• About this task
Write the records below out again. Match them exactly.

[Items from a data source]

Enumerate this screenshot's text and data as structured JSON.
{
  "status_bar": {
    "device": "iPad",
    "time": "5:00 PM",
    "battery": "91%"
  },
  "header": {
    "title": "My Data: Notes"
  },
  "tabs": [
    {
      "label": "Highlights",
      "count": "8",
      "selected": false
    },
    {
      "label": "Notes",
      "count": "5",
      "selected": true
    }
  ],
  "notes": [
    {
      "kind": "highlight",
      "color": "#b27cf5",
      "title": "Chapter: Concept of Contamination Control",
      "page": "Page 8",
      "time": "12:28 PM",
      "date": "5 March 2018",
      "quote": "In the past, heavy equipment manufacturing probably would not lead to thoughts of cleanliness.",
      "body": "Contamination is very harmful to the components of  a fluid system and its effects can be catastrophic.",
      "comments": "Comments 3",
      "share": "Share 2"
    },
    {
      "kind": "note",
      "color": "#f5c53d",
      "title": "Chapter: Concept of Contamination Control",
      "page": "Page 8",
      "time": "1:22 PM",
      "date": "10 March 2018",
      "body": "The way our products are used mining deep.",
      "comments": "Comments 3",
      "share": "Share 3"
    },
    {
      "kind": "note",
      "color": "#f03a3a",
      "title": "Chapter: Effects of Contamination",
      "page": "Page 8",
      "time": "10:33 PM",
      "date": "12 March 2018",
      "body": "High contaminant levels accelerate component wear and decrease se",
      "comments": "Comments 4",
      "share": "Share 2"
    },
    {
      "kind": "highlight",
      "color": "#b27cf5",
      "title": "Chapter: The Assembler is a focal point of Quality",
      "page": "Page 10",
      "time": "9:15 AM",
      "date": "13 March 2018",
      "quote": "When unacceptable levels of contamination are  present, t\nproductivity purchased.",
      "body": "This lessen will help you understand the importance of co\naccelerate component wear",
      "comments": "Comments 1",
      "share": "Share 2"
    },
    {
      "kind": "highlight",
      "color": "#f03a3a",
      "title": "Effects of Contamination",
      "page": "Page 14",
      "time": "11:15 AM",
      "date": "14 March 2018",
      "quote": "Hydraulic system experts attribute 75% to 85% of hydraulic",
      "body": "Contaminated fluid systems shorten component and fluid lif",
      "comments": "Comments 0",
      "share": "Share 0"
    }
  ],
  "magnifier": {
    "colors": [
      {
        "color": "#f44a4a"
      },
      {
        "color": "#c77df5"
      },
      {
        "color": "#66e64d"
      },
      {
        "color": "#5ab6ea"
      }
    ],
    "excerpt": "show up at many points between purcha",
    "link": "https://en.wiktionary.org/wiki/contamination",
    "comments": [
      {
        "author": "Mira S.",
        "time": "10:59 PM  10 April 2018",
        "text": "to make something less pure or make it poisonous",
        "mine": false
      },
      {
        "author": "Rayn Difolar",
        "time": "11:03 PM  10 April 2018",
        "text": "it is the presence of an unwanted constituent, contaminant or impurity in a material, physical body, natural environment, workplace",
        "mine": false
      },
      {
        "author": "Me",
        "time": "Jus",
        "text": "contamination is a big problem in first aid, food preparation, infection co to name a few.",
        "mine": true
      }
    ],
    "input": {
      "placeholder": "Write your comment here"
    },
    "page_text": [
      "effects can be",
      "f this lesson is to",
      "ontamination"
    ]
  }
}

• Answer to this exercise
Enumerate this screenshot's text and data as structured JSON.
{
  "status_bar": {
    "device": "iPad",
    "time": "5:00 PM",
    "battery": "91%"
  },
  "header": {
    "title": "My Data: Notes"
  },
  "tabs": [
    {
      "label": "Highlights",
      "count": "8",
      "selected": false
    },
    {
      "label": "Notes",
      "count": "5",
      "selected": true
    }
  ],
  "notes": [
    {
      "kind": "highlight",
      "color": "#b27cf5",
      "title": "Chapter: Concept of Contamination Control",
      "page": "Page 8",
      "time": "12:28 PM",
      "date": "5 March 2018",
      "quote": "In the past, heavy equipment manufacturing probably would not lead to thoughts of cleanliness.",
      "body": "Contamination is very harmful to the components of  a fluid system and its effects can be catastrophic.",
      "comments": "Comments 3",
      "share": "Share 2"
    },
    {
      "kind": "note",
      "color": "#f5c53d",
      "title": "Chapter: Concept of Contamination Control",
      "page": "Page 8",
      "time": "1:22 PM",
      "date": "10 March 2018",
      "body": "The way our products are used mining deep.",
      "comments": "Comments 3",
      "share": "Share 3"
    },
    {
      "kind": "note",
      "color": "#f03a3a",
      "title": "Chapter: Effects of Contamination",
      "page": "Page 8",
      "time": "10:33 PM",
      "date": "12 March 2018",
      "body": "High contaminant levels accelerate component wear and decrease se",
      "comments": "Comments 4",
      "share": "Share 2"
    },
    {
      "kind": "highlight",
      "color": "#b27cf5",
      "title": "Chapter: The Assembler is a focal point of Quality",
      "page": "Page 10",
      "time": "9:15 AM",
      "date": "13 March 2018",
      "quote": "When unacceptable levels of contamination are  present, t\nproductivity purchased.",
      "body": "This lessen will help you understand the importance of co\naccelerate component wear",
      "comments": "Comments 1",
      "share": "Share 2"
    },
    {
      "kind": "highlight",
      "color": "#f03a3a",
      "title": "Effects of Contamination",
      "page": "Page 14",
      "time": "11:15 AM",
      "date": "14 March 2018",
      "quote": "Hydraulic system experts attribute 75% to 85% of hydraulic",
      "body": "Contaminated fluid systems shorten component and fluid lif",
      "comments": "Comments 0",
      "share": "Share 0"
    }
  ],
  "magnifier": {
    "colors": [
      {
        "color": "#f44a4a"
      },
      {
        "color": "#c77df5"
      },
      {
        "color": "#66e64d"
      },
      {
        "color": "#5ab6ea"
      }
    ],
    "excerpt": "show up at many points between purcha",
    "link": "https://en.wiktionary.org/wiki/contamination",
    "comments": [
      {
        "author": "Mira S.",
        "time": "10:59 PM  10 April 2018",
        "text": "to make something less pure or make it poisonous",
        "mine": false
      },
      {
        "author": "Rayn Difolar",
        "time": "11:03 PM  10 April 2018",
        "text": "it is the presence of an unwanted constituent, contaminant or impurity in a material, physical body, natural environment, workplace",
        "mine": false
      },
      {
        "author": "Me",
        "time": "Jus",
        "text": "contamination is a big problem in first aid, food preparation, infection co to name a few.",
        "mine": true
      }
    ],
    "input": {
      "placeholder": "Write your comment here"
    },
    "page_text": [
      "effects can be",
      "f this lesson is to",
      "ontamination"
    ]
  }
}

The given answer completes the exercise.